The Times – The pay gap is putting democracy in danger, by Anatole Kaletsky

Mr Cameron asked Mr Hutton, a lifelong Labour supporter and passionate campaigner for social equality, to chair a Fair Pay Review. Mr Hutton suggests that extreme inequality, as well as being morally repugnant, imposes huge economic losses on society. Far from encouraging wealth creation and innovation, he argues that it undermines entrepreneurship by offering enormous rewards for zero-sum games that simply shuffle existing assets. When finance is as absurdly lucrative as it is in modern America and Britain, enterprise and talent are inevitably diverted from the creation of genuine new wealth.

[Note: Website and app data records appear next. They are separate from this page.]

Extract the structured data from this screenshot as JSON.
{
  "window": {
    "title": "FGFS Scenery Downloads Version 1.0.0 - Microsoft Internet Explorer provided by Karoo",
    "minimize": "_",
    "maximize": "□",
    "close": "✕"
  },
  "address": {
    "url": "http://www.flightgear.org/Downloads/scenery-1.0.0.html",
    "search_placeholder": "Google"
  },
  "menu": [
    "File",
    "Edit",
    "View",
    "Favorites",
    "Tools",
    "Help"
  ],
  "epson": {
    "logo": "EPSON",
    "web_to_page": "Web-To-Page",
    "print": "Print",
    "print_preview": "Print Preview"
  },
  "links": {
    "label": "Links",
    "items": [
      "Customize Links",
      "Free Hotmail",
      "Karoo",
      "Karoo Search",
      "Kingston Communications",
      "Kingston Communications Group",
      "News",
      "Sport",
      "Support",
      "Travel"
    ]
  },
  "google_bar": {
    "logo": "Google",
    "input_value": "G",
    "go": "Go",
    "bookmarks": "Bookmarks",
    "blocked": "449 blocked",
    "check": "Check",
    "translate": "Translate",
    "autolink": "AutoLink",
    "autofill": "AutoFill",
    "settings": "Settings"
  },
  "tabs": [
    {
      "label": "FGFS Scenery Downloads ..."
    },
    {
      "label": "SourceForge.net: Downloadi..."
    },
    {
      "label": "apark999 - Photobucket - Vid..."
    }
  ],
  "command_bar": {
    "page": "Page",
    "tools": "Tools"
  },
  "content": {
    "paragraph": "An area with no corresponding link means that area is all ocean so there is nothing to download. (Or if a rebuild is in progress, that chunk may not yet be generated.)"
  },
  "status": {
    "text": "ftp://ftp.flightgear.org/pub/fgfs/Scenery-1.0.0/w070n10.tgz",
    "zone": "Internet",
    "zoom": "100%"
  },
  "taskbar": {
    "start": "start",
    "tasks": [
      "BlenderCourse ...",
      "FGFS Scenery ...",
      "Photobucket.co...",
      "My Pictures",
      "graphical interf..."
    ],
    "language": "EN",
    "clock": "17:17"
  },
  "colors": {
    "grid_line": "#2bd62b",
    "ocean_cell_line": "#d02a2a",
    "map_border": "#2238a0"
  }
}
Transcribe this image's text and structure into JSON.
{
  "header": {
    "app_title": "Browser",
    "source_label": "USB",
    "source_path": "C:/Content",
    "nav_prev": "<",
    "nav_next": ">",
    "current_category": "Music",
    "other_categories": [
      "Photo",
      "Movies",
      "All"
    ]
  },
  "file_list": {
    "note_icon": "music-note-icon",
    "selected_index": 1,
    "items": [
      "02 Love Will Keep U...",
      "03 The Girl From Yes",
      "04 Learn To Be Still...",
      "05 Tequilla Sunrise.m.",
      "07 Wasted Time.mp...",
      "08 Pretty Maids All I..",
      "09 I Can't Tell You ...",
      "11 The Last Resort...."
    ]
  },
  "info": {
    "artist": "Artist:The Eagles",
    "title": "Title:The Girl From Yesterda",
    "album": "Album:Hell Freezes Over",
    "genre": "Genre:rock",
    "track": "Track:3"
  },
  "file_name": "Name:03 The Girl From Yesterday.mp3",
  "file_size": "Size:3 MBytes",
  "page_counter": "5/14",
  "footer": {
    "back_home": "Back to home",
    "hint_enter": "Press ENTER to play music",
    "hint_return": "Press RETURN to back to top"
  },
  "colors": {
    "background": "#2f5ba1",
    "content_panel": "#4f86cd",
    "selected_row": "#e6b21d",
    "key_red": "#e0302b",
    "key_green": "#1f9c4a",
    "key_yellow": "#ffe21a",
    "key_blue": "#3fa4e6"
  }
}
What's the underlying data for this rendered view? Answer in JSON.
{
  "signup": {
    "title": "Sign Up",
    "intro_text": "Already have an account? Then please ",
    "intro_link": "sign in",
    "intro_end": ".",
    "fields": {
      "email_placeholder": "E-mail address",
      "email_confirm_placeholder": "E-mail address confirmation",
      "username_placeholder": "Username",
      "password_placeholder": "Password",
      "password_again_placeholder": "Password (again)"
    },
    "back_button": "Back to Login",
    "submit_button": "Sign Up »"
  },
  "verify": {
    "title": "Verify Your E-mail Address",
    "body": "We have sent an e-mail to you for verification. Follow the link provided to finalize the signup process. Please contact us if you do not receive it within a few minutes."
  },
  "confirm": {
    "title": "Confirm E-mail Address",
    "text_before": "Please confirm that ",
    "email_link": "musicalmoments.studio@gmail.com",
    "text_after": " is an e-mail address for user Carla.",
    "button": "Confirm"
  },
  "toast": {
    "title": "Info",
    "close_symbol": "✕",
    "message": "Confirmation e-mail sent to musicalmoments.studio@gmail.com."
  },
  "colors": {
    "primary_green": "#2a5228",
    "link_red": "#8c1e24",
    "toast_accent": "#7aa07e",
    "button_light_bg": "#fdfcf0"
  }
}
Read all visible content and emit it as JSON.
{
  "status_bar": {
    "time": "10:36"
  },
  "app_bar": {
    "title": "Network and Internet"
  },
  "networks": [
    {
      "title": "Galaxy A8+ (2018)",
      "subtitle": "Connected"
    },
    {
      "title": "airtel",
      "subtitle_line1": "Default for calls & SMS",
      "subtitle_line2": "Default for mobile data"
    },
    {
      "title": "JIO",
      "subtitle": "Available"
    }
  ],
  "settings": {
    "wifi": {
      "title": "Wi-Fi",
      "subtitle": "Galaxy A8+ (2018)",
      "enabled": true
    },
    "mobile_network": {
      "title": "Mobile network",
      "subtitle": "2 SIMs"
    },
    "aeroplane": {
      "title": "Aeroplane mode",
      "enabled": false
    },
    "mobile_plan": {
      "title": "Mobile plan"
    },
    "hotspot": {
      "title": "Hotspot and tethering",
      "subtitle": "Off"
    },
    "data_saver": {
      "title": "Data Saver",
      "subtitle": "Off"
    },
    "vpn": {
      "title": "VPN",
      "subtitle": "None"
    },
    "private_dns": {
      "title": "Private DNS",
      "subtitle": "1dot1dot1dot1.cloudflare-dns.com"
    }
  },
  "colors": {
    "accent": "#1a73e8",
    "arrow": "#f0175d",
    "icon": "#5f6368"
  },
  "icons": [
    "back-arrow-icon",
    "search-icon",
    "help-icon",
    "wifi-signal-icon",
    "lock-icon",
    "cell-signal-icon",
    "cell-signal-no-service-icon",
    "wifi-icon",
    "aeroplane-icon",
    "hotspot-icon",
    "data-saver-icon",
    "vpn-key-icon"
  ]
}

When the burgeoning wealth of the rich is the main cause of inequality, the impact is felt not by the poor, but by the middle classes. They are priced out of desirable neighbourhoods and cannot enjoy the comforts their parents took for granted, from good schools to eating at the best restaurants.

This type of inequality leads to resentment of redistributive policies that mainly favour the poor at the expense of the middle class. This is the situation today in Britain and the US. Popular opposition to redistributive policies in Britain is likely to intensify as the coalition Government’s reforms — abolishing child benefit, trebling university fees, pay and pension cuts in the public sector — start to hit middle-class living standards hard.

But if Britain’s middle class become ever more resentful of redistribution, what is the answer to the ever-widening inequality in British society? I can do no better than return to Mr Portillo’s comments in Spain: “This inequality is an unfolding disaster; but we don’t always have an answer to unfolding disasters.”

Emphasis mine, and post titled because this is something Peter’s been feeling very strongly about for years. He doesn’t get what went wrong that our parents and grandparents could afford so much with so little, and we just can’t get there (last night my uncle was telling me about 2-acre lots on Atherton Ave going for $8,000 in 1954; now they’d be worth $8 million).

Anyway I thought it an interesting article. Paywall.